Family pilgrim essentials
THE author and walker Alfred Wainwright wrote (1973): “There is no such thing as bad weather, only unsuitable clothing.” This is especially true when walking with children. Spend what you can on boots and waterproofs, as these will prevent much misery.
Bear in mind, however, that the child must be happy to wear the item, and be prepared to balance practicality with style: our 12-year-old walked to Trondheim on St Olav’s Way in his Nike trainers, fortunately with no ill effects, because, he said, boots were “uncool”.
Don’t be too ambitious about the number of miles you plan to cover each day, and allow plenty of time to stop for breaks and lunch. Pilgrimage is not a competition. . .
The best bit of the journey is the discussions and conversations; have a list of “ice-breakers” for when things lag. I have spent hours listening to descriptions of what kit a child would wear if they were a medieval knight, or the way each room might be decorated in an ideal house. I have also stretched my brain making up long, elaborate stories, which can be embroidered folk-tales, if nothing original springs to mind.
Spend some time walking in silence — this gives the adults a break, speeds up the walking pace, and enables the children to listen to music if they have gadgets to do so.

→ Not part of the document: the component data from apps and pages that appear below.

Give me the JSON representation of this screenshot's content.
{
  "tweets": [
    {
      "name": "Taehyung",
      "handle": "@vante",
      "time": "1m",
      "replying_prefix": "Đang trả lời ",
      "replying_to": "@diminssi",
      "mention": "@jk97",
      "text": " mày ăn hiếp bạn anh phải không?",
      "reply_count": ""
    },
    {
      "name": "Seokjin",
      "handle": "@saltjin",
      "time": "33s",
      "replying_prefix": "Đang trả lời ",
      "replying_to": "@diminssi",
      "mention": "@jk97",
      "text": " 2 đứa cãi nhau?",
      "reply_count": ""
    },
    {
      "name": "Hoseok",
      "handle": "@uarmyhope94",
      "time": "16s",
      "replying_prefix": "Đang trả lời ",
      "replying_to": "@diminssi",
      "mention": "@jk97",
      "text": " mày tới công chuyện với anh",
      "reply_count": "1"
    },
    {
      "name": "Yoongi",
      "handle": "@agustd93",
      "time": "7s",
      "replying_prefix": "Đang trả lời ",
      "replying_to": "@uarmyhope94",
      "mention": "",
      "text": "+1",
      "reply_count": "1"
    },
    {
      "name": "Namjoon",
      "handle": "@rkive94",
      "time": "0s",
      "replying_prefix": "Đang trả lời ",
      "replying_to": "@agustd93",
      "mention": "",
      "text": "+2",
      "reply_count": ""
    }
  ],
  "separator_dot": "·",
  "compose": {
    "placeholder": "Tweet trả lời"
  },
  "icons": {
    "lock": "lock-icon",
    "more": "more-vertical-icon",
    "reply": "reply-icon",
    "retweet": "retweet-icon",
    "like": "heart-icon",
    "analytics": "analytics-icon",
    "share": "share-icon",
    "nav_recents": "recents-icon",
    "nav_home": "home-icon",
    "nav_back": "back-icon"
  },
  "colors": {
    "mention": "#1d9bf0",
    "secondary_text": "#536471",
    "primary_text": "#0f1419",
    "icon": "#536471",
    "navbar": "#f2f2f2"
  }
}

Prepare some activities in advance for moments of boredom: filling a matchbox with the tiniest items; grandmother’s footsteps (Google if you don’t know how to play); making a journey stick (collect objects — except wild flowers and live insects — along the way and attach/wrap on to the stick using string: this will become a souvenir of the journey); catching leaves; guessing what is in the other person’s hand; making a feather headdress — anything that keeps the momentum of the journey going.
Bear in mind that children recover from exercise quicker than adults. However tired everyone is when they arrive at their accommodation, after a couple of hours of rest and some food, entertainment will be demanded. Either have your phone fully charged for games (buying a solar-powered phone charger is a wise investment), or pack some playing cards and/or some portable versions of board games.

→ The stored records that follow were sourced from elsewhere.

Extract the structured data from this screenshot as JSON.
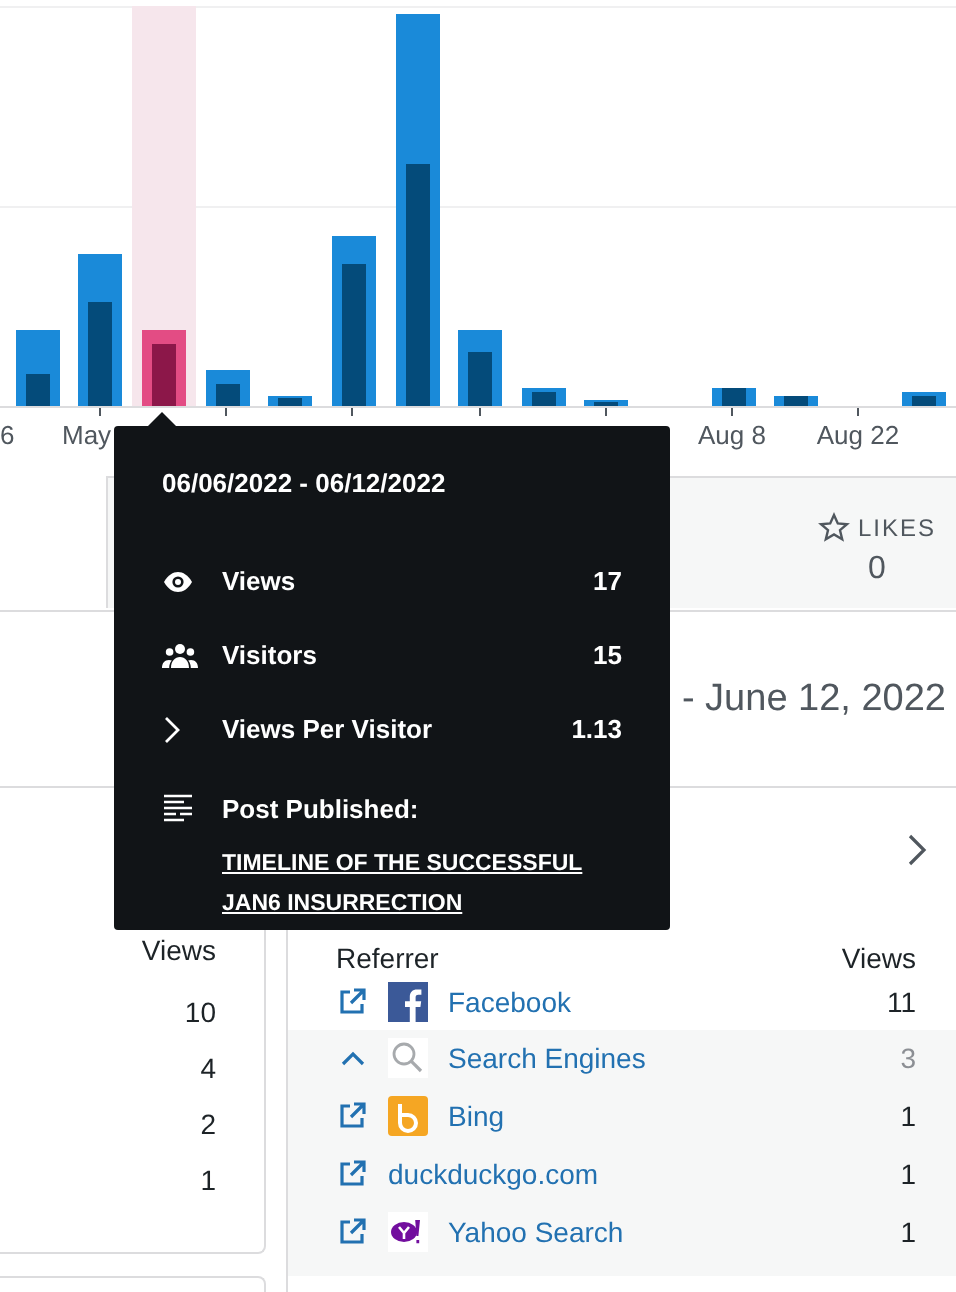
{
  "chart": {
    "x_labels": [
      {
        "label": "6"
      },
      {
        "label": "May"
      },
      {
        "label": "Aug 8"
      },
      {
        "label": "Aug 22"
      }
    ]
  },
  "likes": {
    "label": "LIKES",
    "value": "0"
  },
  "period_title": "- June 12, 2022",
  "countries": {
    "column": "Views",
    "values": [
      "10",
      "4",
      "2",
      "1"
    ]
  },
  "referrers": {
    "columns": [
      "Referrer",
      "Views"
    ],
    "rows": [
      {
        "kind": "facebook",
        "name": "Facebook",
        "views": "11"
      },
      {
        "kind": "group",
        "name": "Search Engines",
        "views": "3",
        "expanded": true,
        "children": [
          {
            "kind": "bing",
            "name": "Bing",
            "views": "1"
          },
          {
            "kind": "plain",
            "name": "duckduckgo.com",
            "views": "1"
          },
          {
            "kind": "yahoo",
            "name": "Yahoo Search",
            "views": "1"
          }
        ]
      }
    ]
  },
  "tooltip": {
    "date": "06/06/2022 - 06/12/2022",
    "stats": [
      {
        "kind": "views",
        "label": "Views",
        "value": "17"
      },
      {
        "kind": "visitors",
        "label": "Visitors",
        "value": "15"
      },
      {
        "kind": "ratio",
        "label": "Views Per Visitor",
        "value": "1.13"
      }
    ],
    "post_heading": "Post Published:",
    "post_link": "TIMELINE OF THE SUCCESSFUL JAN6 INSURRECTION"
  }
}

Five routes to try together
istock The St Oswald’s Way signs on the Northumberland Coast Path
St Oswald’s Way: walk along the Northumberland coastline. Miles of empty beaches, punctuated by fabulous castles, including Alnwick Castle, which starred in Harry Potter and the Philosopher’s Stone. Accommodation can be in one place, because there is an excellent bus service along the route, which makes things easier, in terms of not having to carry loads of luggage each day.
Thames Pilgrim Way: 100 miles of flat, well marked, mostly stile-free walking, from Oxfordshire through to the site of the signing of the Magna Carta. The railway line runs parallel to the route from Oxford, which makes getting to and from the start point of each day much easier.
The Devon Pilgrim: offers three day-long walks in fabulous country — and offers an excellent range of souvenirs as well.
Sally’s husband with their youngest, nine years later, on the Camino Inglés to Santiago de Compostela. The churches along the way were closed, but the playgrounds were open
Camino Inglés to Santiago de Compostela: when we walked this path, people were totally charming to our son, and he grew to expect free sweets from every shop he entered.
Assisi to Gubbio: it’s not long, it’s well marked out (although a bit hilly in places), and it’s punctuated by friendly, relaxed accommodation, which had no trouble in coping with my fussy eater’s demands for spinach at every meal. It goes in the opposite direction from the Via Francigena to Rome, but we did not find that a problem.